Data records for software interfaces:
▼
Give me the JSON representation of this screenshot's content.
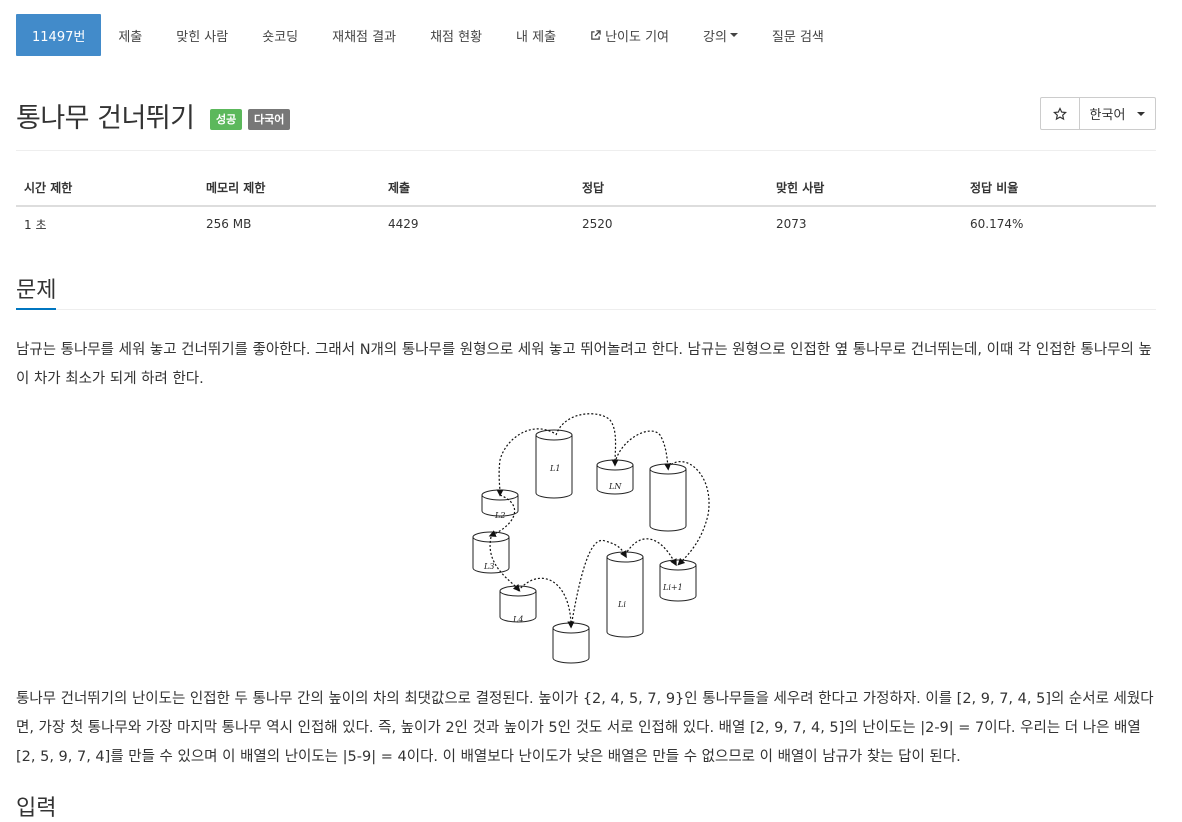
{
  "nav": {
    "tabs": [
      {
        "label": "11497번",
        "active": true
      },
      {
        "label": "제출"
      },
      {
        "label": "맞힌 사람"
      },
      {
        "label": "숏코딩"
      },
      {
        "label": "재채점 결과"
      },
      {
        "label": "채점 현황"
      },
      {
        "label": "내 제출"
      },
      {
        "label": "난이도 기여",
        "icon": "external-link-icon"
      },
      {
        "label": "강의",
        "dropdown": true
      },
      {
        "label": "질문 검색"
      }
    ]
  },
  "problem": {
    "title": "통나무 건너뛰기",
    "badge_success": "성공",
    "badge_multilang": "다국어",
    "star_icon": "star-outline-icon",
    "language": "한국어"
  },
  "info_table": {
    "headers": [
      "시간 제한",
      "메모리 제한",
      "제출",
      "정답",
      "맞힌 사람",
      "정답 비율"
    ],
    "values": [
      "1 초",
      "256 MB",
      "4429",
      "2520",
      "2073",
      "60.174%"
    ]
  },
  "section": {
    "title": "문제",
    "paragraph1": "남규는 통나무를 세워 놓고 건너뛰기를 좋아한다. 그래서 N개의 통나무를 원형으로 세워 놓고 뛰어놀려고 한다. 남규는 원형으로 인접한 옆 통나무로 건너뛰는데, 이때 각 인접한 통나무의 높이 차가 최소가 되게 하려 한다.",
    "paragraph2": "통나무 건너뛰기의 난이도는 인접한 두 통나무 간의 높이의 차의 최댓값으로 결정된다. 높이가 {2, 4, 5, 7, 9}인 통나무들을 세우려 한다고 가정하자. 이를 [2, 9, 7, 4, 5]의 순서로 세웠다면, 가장 첫 통나무와 가장 마지막 통나무 역시 인접해 있다. 즉, 높이가 2인 것과 높이가 5인 것도 서로 인접해 있다. 배열 [2, 9, 7, 4, 5]의 난이도는 |2-9| = 7이다. 우리는 더 나은 배열 [2, 5, 9, 7, 4]를 만들 수 있으며 이 배열의 난이도는 |5-9| = 4이다. 이 배열보다 난이도가 낮은 배열은 만들 수 없으므로 이 배열이 남규가 찾는 답이 된다.",
    "next_title": "입력"
  },
  "figure": {
    "labels": [
      "L1",
      "LN",
      "L2",
      "L3",
      "L4",
      "Li",
      "Li+1"
    ]
  }
}
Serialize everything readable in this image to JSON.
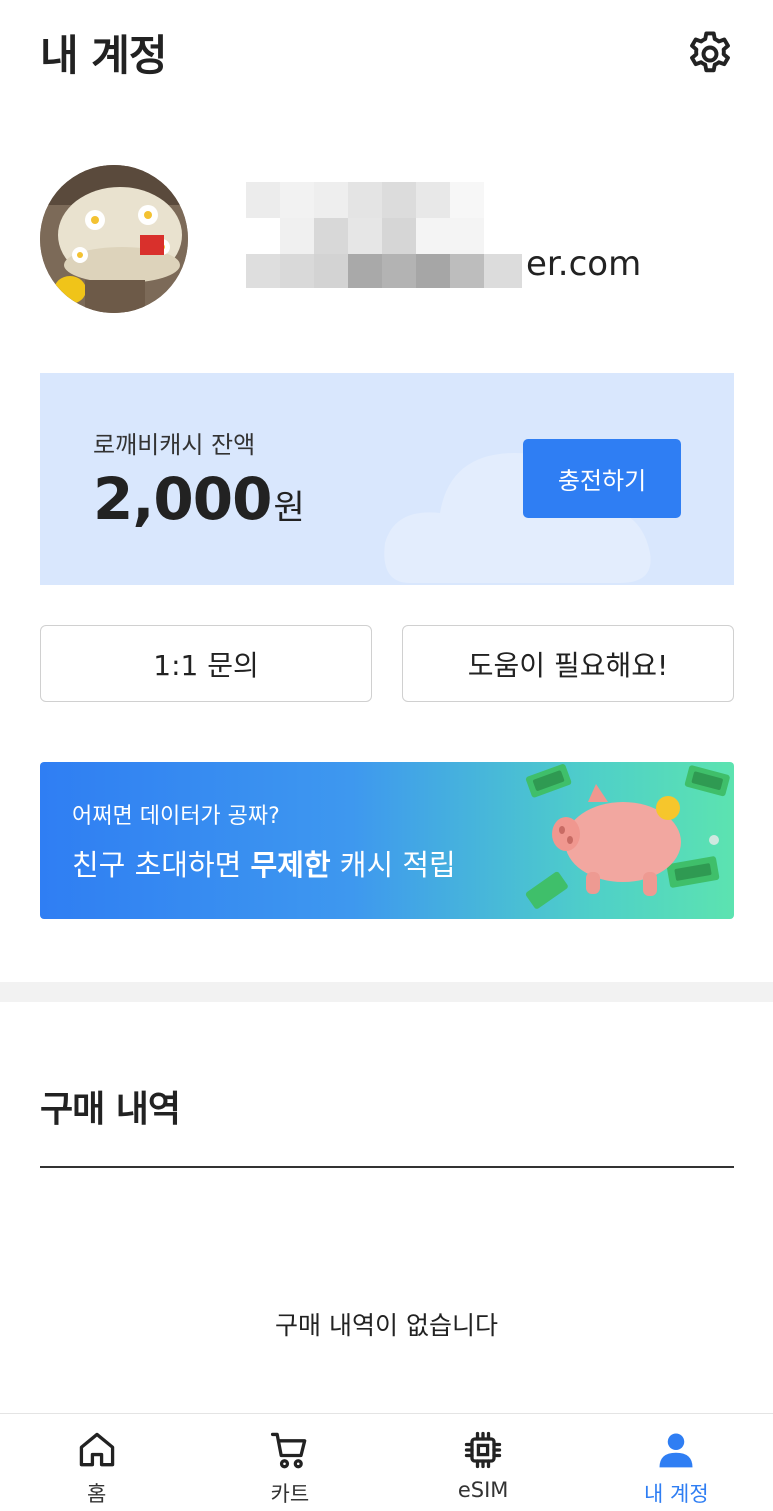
{
  "header": {
    "title": "내 계정",
    "settings_icon": "gear-icon"
  },
  "profile": {
    "avatar_icon": "avatar",
    "email_visible_suffix": "er.com"
  },
  "cash": {
    "label": "로깨비캐시 잔액",
    "amount": "2,000",
    "unit": "원",
    "charge_label": "충전하기",
    "accent_color": "#2f7ef3"
  },
  "actions": {
    "inquiry_label": "1:1 문의",
    "help_label": "도움이 필요해요!"
  },
  "promo": {
    "small_text": "어쩌면 데이터가 공짜?",
    "big_text_prefix": "친구 초대하면 ",
    "big_text_bold": "무제한",
    "big_text_suffix": " 캐시 적립"
  },
  "purchase": {
    "title": "구매 내역",
    "empty_message": "구매 내역이 없습니다"
  },
  "nav": {
    "items": [
      {
        "label": "홈",
        "icon": "home-icon"
      },
      {
        "label": "카트",
        "icon": "cart-icon"
      },
      {
        "label": "eSIM",
        "icon": "chip-icon"
      },
      {
        "label": "내 계정",
        "icon": "user-icon",
        "active": true
      }
    ]
  }
}
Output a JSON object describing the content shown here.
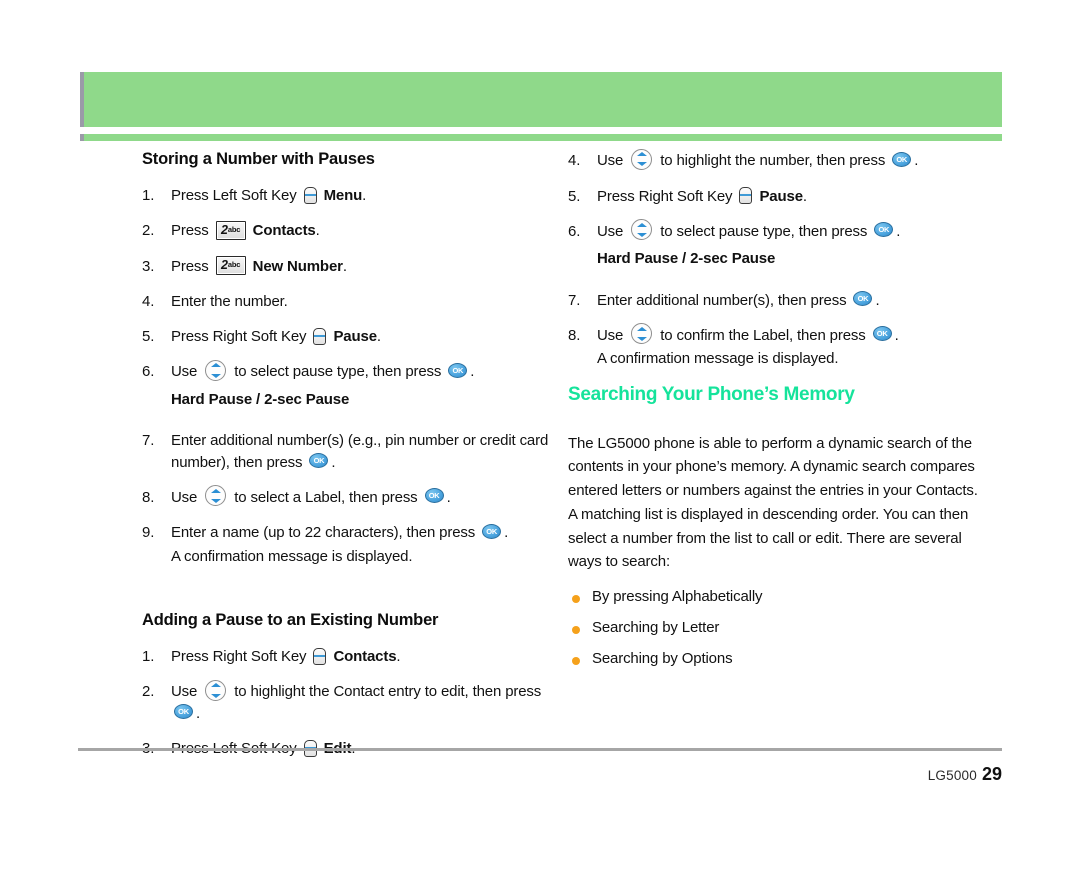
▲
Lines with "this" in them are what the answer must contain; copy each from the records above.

Give me the JSON representation of this screenshot's content.
Serialize everything readable in this image to JSON.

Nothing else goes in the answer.